Military Retirement and Disability Benefits
There are two different systems of military disability benefits:1. Military disability retired pay is for members who are sufficiently disabled that they cannot perform their assigned military duties. Compensation is calculated based upon service time, rank (basic pay rate), and disability rating. If a servicemember has sufficient creditable military service, (s)he is placed on the (disability retired list( and begins to draw disability retired pay. This system is managed by the Department of Defense (DoD). 2. The retirement system is managed by the Department of Veterans Affairs (VA). Instead of measuring the ability of the servicemember to perform military duties, the VA compensation system measures the extent of disability and its effect on employability. VA disability ratings are based entirely upon the severity of the injury and do not consider years of service or rank. This system covers injuries or illness that are not necessarily combat related, but only service connected. It covers injuries or diseases that happened while on active duty or were made worse by active duty. Disability ratings range from 0% to 100%. The benefits paid by both systems are tax-free to the servicemember.

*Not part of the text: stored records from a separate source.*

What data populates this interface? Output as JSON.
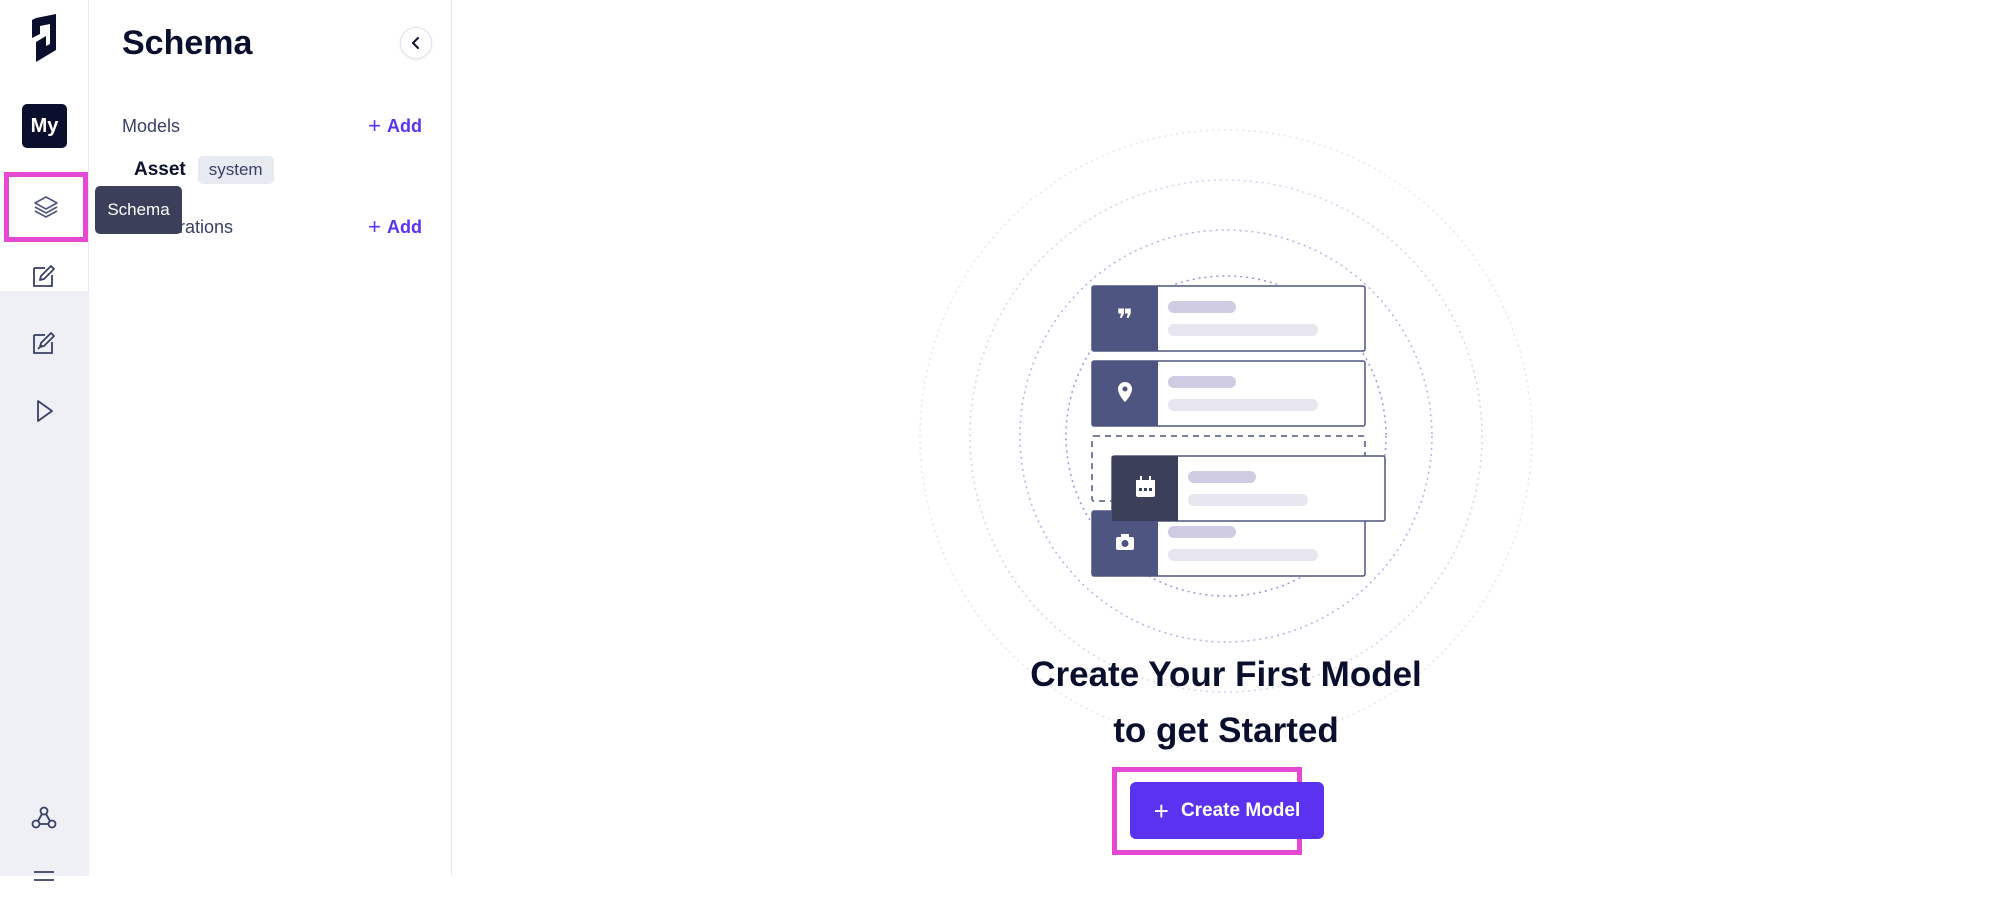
{
  "rail": {
    "project_initials": "My",
    "items": [
      {
        "name": "schema",
        "icon": "layers-icon"
      },
      {
        "name": "content",
        "icon": "edit-icon"
      },
      {
        "name": "content-alt",
        "icon": "edit-icon"
      },
      {
        "name": "playground",
        "icon": "play-icon"
      },
      {
        "name": "webhooks",
        "icon": "webhook-icon"
      }
    ],
    "tooltip": "Schema"
  },
  "sidebar": {
    "title": "Schema",
    "sections": [
      {
        "label": "Models",
        "add_label": "Add"
      },
      {
        "label": "Enumerations",
        "add_label": "Add"
      }
    ],
    "models": [
      {
        "name": "Asset",
        "badge": "system"
      }
    ]
  },
  "main": {
    "headline_line1": "Create Your First Model",
    "headline_line2": "to get Started",
    "cta_label": "Create Model"
  },
  "colors": {
    "accent": "#5a32f0",
    "highlight": "#e548d3",
    "dark": "#0b0f2e",
    "illustration_slate": "#4e5580"
  }
}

Law Prior to 2014Prior to July of 2014, there was a lot of confusion as to whether or not a former or current, but divorcing spouse could be compensated for any portion of the service members disability pay. The law used to require the servicemember to indemnify the (former) spouse for her portion of the servicemember's disability pay from so other source of income; thereby shirting the issue of the non-divisibility of disability pay. In order to protect a former spouse's income from a servicemembers unilateral decision to waive a portion of his military retired pay in favor of disability, Arizona courts circumvented the federal law that states disability benefits are not divisible as community property. In Merrill v. Merrill, 284 P.3d 880 (2012), Arizona determined that a spouse cannot defeat the nonemployee spouse's interest in retirement benefits already awarded to her by invoking a condition wholly within his control (i.e. requesting a disability rating). The servicemember was ordered to indemnify (make-up the difference to) the former spouse even if it requires the use of the servicemember's disability pay to do it. The court simply orderd the servicemember to make-up the difference and the servicemember is free to do so with any income or asset at his disposal. That has changed.
2014 Amendment to the LawThe law now specifically prohibits indemnification. A.R.S. ? 25-318.01 states that, in making a disposition of property, a court shall not do any of the following: 1. Consider any federal disability benefits awarded to a veteran for service-connected disabilities pursuant to 10 United States Code section 1413a or 38 United States Code chapter 11. 2. Indemnify the veteran's spouse or former spouse for any prejudgment or post judgment waiver or reduction in military retired or retainer pay related to receipt of the disability benefits. 3. Award any other income or property of the veteran to the veteran's spouse or former spouse for any prejudgment or postjudgment waiver or reduction in military retired or retainer pay related to receipt of the disability benefits. Now, even if a couple has been married for 25 years and the servicemember's spouse has not been employed for 20 years, if the servicemembers entire military pension is converted or paid as disability, the spouse will receive no portion of that benefit.